**TASK TO CARRY OUT:** Search the records for the string "title" and copy every line where it turns up.

DATA SECTION section start

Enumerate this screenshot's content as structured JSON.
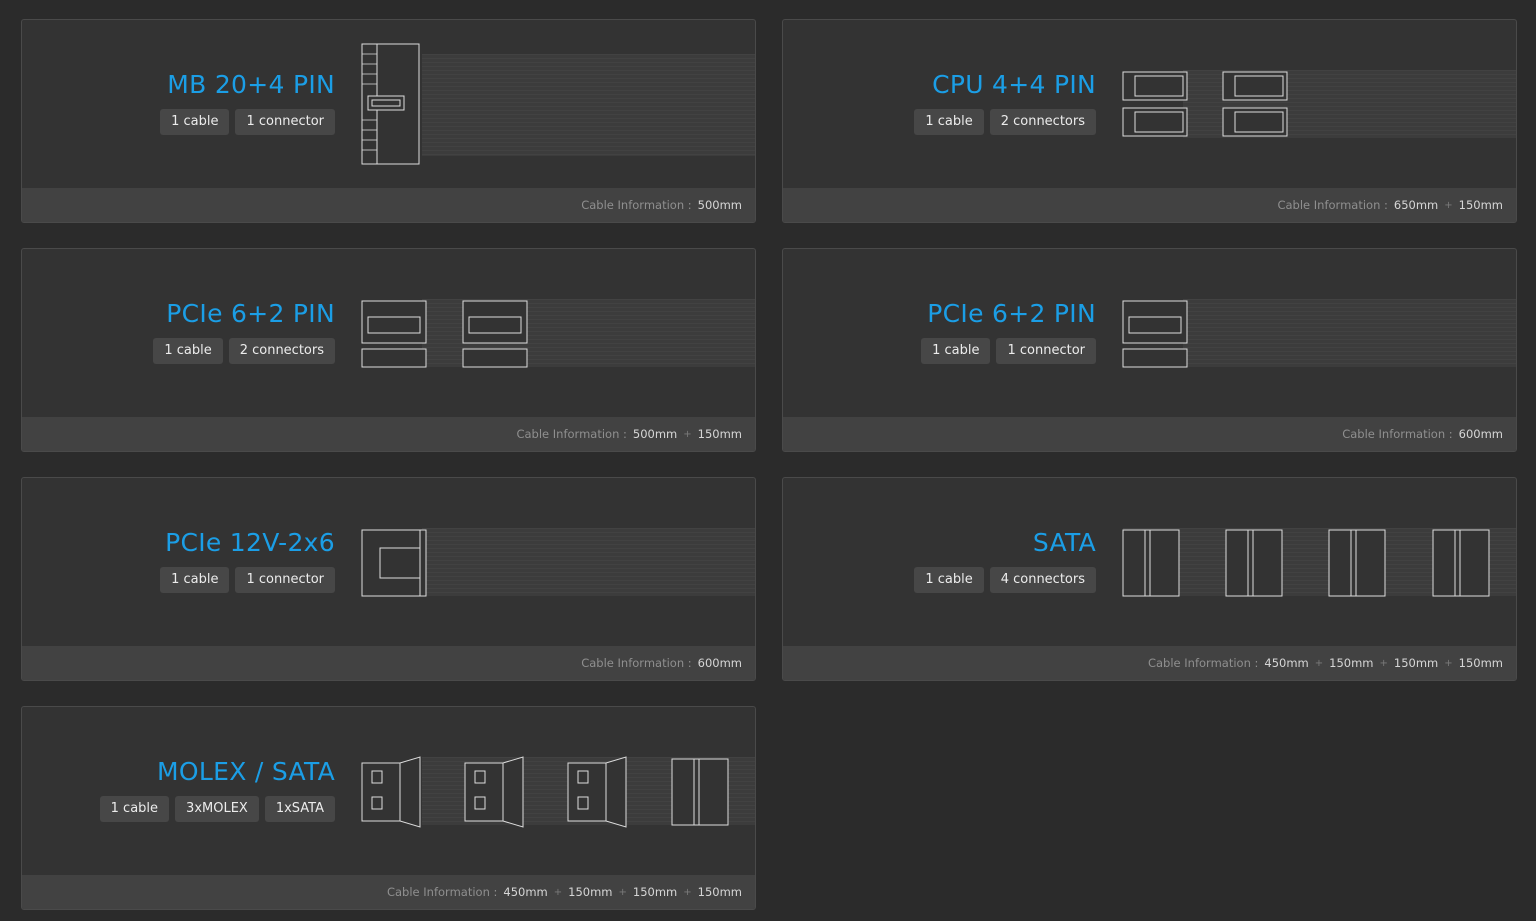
{
  "accent_color": "#1b9ee6",
  "info_label": "Cable Information :",
  "cards": [
    {
      "title": "MB 20+4 PIN",
      "badges": [
        "1 cable",
        "1 connector"
      ],
      "lengths": [
        "500mm"
      ]
    },
    {
      "title": "CPU 4+4 PIN",
      "badges": [
        "1 cable",
        "2 connectors"
      ],
      "lengths": [
        "650mm",
        "150mm"
      ]
    },
    {
      "title": "PCIe 6+2 PIN",
      "badges": [
        "1 cable",
        "2 connectors"
      ],
      "lengths": [
        "500mm",
        "150mm"
      ]
    },
    {
      "title": "PCIe 6+2 PIN",
      "badges": [
        "1 cable",
        "1 connector"
      ],
      "lengths": [
        "600mm"
      ]
    },
    {
      "title": "PCIe 12V-2x6",
      "badges": [
        "1 cable",
        "1 connector"
      ],
      "lengths": [
        "600mm"
      ]
    },
    {
      "title": "SATA",
      "badges": [
        "1 cable",
        "4 connectors"
      ],
      "lengths": [
        "450mm",
        "150mm",
        "150mm",
        "150mm"
      ]
    },
    {
      "title": "MOLEX / SATA",
      "badges": [
        "1 cable",
        "3xMOLEX",
        "1xSATA"
      ],
      "lengths": [
        "450mm",
        "150mm",
        "150mm",
        "150mm"
      ]
    }
  ]
}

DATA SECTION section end

**ANSWER SECTION:**
      "title": "MB 20+4 PIN",
      "title": "CPU 4+4 PIN",
      "title": "PCIe 6+2 PIN",
      "title": "PCIe 6+2 PIN",
      "title": "PCIe 12V-2x6",
      "title": "SATA",
      "title": "MOLEX / SATA",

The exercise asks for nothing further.